committee. tony is our next caller in las vegas, nevada. caller: hi. on the fiscal cliff, this has been the unspoken agenda of the democratic party for a long time. they want the fiscal cliff. it does essentially what they wanted to do, which is to raise taxes and impose a bunch of reductions in military spending. we all know that raising taxes on the rich will not raise enough money to substitute for a dollar rates on middle-class. -- raise. no tax on the super rich would ever recover enough money to even begin averting the financial clip. no reduction in foreign aid -- it is just less than 1% of the federal budget -- can address the fiscal cliff. we need to begin talking exactly the opposite of the way the federal government has worked so far. simply by starting with a budget on what we expect the income-tax to be instead of starting with what we would like to spend. that is backwards. you have to start with what you expect your income to be. host: here is what charlotte says on facebook. she says the tax rates are not creating any jobs, so stop talking out of both sides of your mouth

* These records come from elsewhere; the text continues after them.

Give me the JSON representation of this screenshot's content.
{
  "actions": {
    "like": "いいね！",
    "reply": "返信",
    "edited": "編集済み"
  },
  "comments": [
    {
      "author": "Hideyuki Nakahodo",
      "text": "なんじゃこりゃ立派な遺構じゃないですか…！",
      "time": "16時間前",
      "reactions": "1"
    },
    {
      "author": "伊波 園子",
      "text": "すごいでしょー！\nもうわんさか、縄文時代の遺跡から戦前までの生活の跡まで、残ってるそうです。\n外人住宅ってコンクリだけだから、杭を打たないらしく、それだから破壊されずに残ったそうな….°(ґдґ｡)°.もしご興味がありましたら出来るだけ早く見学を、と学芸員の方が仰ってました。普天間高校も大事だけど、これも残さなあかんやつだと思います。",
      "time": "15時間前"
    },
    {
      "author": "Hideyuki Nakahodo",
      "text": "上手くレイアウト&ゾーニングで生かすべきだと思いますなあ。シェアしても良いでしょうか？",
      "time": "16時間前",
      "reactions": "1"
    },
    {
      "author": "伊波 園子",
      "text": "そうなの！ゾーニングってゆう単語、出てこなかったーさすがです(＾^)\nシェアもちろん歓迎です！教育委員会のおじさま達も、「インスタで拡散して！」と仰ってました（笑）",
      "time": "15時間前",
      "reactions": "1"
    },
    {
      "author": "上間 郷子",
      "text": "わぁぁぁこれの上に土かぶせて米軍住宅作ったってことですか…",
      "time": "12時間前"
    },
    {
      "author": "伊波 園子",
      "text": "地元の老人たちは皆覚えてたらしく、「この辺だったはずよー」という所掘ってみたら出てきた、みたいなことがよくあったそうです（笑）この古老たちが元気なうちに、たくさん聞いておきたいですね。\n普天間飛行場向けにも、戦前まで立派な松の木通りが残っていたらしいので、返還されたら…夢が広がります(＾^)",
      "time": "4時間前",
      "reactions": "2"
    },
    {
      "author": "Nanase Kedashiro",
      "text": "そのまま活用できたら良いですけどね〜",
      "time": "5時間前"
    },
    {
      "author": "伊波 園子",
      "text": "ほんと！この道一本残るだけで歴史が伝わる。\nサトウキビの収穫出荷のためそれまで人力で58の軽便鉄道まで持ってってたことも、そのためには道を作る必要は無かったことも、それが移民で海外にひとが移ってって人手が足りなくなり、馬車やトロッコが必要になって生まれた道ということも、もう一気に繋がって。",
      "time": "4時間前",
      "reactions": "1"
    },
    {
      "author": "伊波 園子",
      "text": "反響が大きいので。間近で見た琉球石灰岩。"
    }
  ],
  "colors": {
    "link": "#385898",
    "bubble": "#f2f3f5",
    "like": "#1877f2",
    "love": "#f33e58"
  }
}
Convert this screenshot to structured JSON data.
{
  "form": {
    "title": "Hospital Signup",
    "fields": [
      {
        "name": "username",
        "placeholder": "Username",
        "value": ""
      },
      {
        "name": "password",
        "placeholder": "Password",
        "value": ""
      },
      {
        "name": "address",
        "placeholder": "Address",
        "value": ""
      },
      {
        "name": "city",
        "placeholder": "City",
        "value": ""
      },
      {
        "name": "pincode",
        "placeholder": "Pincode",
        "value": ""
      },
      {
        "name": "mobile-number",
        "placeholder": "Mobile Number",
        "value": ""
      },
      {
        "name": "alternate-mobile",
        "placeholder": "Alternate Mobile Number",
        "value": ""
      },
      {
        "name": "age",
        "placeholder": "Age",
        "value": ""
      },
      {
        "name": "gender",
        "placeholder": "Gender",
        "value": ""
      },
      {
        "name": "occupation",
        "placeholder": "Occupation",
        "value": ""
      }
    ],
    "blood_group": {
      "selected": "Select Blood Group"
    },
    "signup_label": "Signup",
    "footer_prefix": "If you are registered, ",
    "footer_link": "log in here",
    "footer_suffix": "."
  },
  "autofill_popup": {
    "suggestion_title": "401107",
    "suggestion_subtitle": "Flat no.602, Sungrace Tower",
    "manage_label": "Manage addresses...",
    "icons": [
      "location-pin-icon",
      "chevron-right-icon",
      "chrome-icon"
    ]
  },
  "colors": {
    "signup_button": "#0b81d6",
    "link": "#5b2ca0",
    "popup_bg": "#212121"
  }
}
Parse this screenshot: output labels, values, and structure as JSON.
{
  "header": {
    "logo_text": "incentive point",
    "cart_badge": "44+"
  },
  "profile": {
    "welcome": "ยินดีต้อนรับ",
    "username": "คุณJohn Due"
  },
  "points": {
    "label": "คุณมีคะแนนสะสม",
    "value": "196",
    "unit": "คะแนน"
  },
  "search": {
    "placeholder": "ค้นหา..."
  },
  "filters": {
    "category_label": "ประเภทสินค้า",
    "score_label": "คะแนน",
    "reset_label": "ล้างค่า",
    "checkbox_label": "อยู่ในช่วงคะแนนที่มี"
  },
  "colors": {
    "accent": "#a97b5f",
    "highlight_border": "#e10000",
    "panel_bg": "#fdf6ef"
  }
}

. >> callerare you there? we will try paul and boulder city nevada back your democrats line. paul, hello? >> caller: thank you for c-span. watching the president's comments, he's not going to take a hardline on whether the attacks which are going to go back to the clinton era. i don't understand why this president is not, i mean, as before, i hope we're not seeing a repeat, you know, the progressives and liberals really push him over the line along with labor. you know, he's got to take a stronger stance because the republicans, mitch mcconnell and cantor and boehner, they are not, you know, really acknowledging that the people have sent the message to them. that they want this president agenda, and they want them to work together. they are not acknowledging that. okay, i understand what he's trying to say to take your of the middle class first, but as far as i'm concerned, you know, 39.6%, you know, is more than reasonable. i think after they've had almost 12 years of tax breaks and 300% growth in the last 30 years in the upper 1%, i think they ought to be paying maybe 40%. >> host: pau
Search Results 0 to 20 of about 21 (some duplicates have been removed)